What to produce — For this exercise, repeat the records below exactly and omit every picture.

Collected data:
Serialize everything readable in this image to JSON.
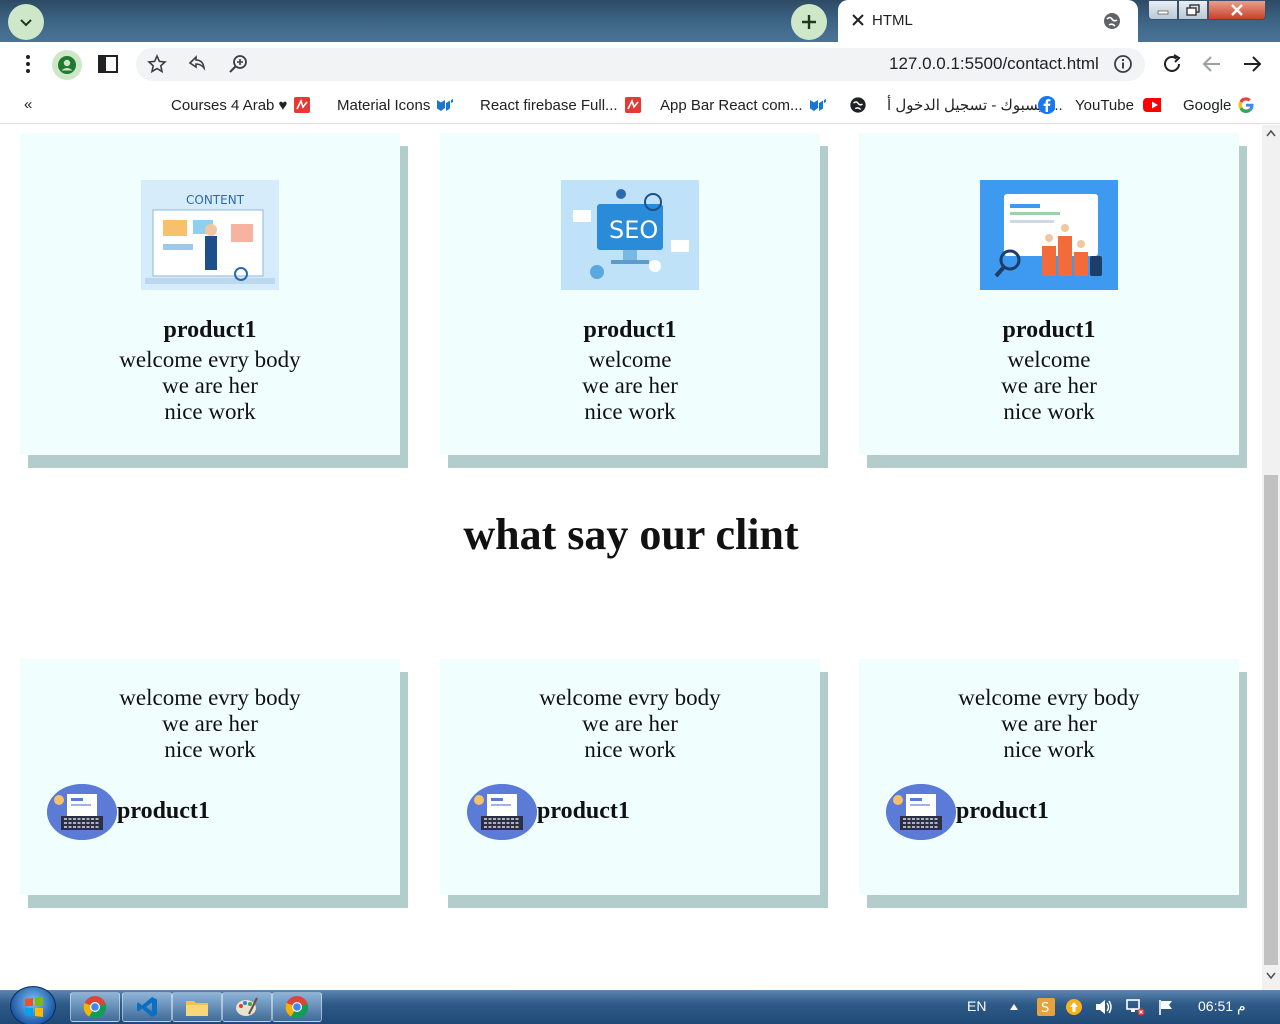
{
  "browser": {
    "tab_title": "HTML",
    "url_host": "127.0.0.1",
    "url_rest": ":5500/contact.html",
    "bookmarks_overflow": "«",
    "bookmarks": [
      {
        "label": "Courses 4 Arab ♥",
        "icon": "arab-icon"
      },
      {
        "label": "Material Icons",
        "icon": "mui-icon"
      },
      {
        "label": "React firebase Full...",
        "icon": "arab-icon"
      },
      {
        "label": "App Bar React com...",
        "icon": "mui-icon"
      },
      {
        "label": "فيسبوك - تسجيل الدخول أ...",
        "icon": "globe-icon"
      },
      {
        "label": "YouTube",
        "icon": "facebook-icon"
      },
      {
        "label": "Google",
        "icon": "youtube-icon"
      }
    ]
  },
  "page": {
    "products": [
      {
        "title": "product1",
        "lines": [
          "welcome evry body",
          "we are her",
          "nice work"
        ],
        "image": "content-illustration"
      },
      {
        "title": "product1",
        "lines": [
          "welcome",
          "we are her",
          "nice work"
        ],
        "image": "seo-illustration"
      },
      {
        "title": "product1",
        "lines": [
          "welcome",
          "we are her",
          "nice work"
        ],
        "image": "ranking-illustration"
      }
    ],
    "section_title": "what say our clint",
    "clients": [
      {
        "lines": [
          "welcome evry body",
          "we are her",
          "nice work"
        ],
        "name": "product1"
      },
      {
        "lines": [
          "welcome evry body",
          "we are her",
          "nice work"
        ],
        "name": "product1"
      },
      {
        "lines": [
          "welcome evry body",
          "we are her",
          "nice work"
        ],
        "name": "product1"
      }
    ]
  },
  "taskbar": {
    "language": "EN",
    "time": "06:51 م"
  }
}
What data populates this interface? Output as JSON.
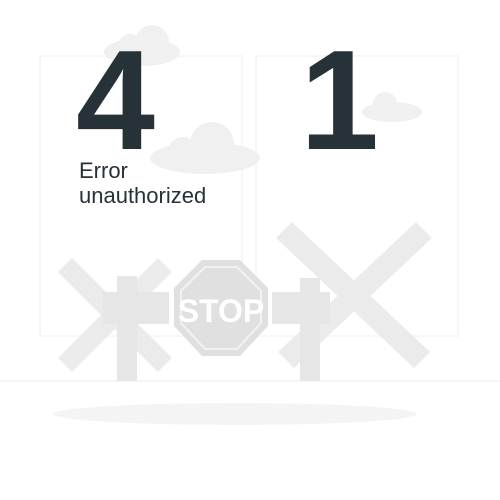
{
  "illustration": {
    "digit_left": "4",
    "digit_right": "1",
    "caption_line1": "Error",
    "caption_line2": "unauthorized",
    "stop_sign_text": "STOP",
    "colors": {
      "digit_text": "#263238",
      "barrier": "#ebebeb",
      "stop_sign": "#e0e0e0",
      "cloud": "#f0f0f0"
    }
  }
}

Solution for this exercise —
Serialize everything readable in this image to JSON.
{
  "browser": {
    "tab_title": "HTML",
    "url_host": "127.0.0.1",
    "url_rest": ":5500/contact.html",
    "bookmarks_overflow": "«",
    "bookmarks": [
      {
        "label": "Courses 4 Arab ♥",
        "icon": "arab-icon"
      },
      {
        "label": "Material Icons",
        "icon": "mui-icon"
      },
      {
        "label": "React firebase Full...",
        "icon": "arab-icon"
      },
      {
        "label": "App Bar React com...",
        "icon": "mui-icon"
      },
      {
        "label": "فيسبوك - تسجيل الدخول أ...",
        "icon": "globe-icon"
      },
      {
        "label": "YouTube",
        "icon": "facebook-icon"
      },
      {
        "label": "Google",
        "icon": "youtube-icon"
      }
    ]
  },
  "page": {
    "products": [
      {
        "title": "product1",
        "lines": [
          "welcome evry body",
          "we are her",
          "nice work"
        ],
        "image": "content-illustration"
      },
      {
        "title": "product1",
        "lines": [
          "welcome",
          "we are her",
          "nice work"
        ],
        "image": "seo-illustration"
      },
      {
        "title": "product1",
        "lines": [
          "welcome",
          "we are her",
          "nice work"
        ],
        "image": "ranking-illustration"
      }
    ],
    "section_title": "what say our clint",
    "clients": [
      {
        "lines": [
          "welcome evry body",
          "we are her",
          "nice work"
        ],
        "name": "product1"
      },
      {
        "lines": [
          "welcome evry body",
          "we are her",
          "nice work"
        ],
        "name": "product1"
      },
      {
        "lines": [
          "welcome evry body",
          "we are her",
          "nice work"
        ],
        "name": "product1"
      }
    ]
  },
  "taskbar": {
    "language": "EN",
    "time": "06:51 م"
  }
}
What data populates this interface? Output as JSON.
{
  "illustration": {
    "digit_left": "4",
    "digit_right": "1",
    "caption_line1": "Error",
    "caption_line2": "unauthorized",
    "stop_sign_text": "STOP",
    "colors": {
      "digit_text": "#263238",
      "barrier": "#ebebeb",
      "stop_sign": "#e0e0e0",
      "cloud": "#f0f0f0"
    }
  }
}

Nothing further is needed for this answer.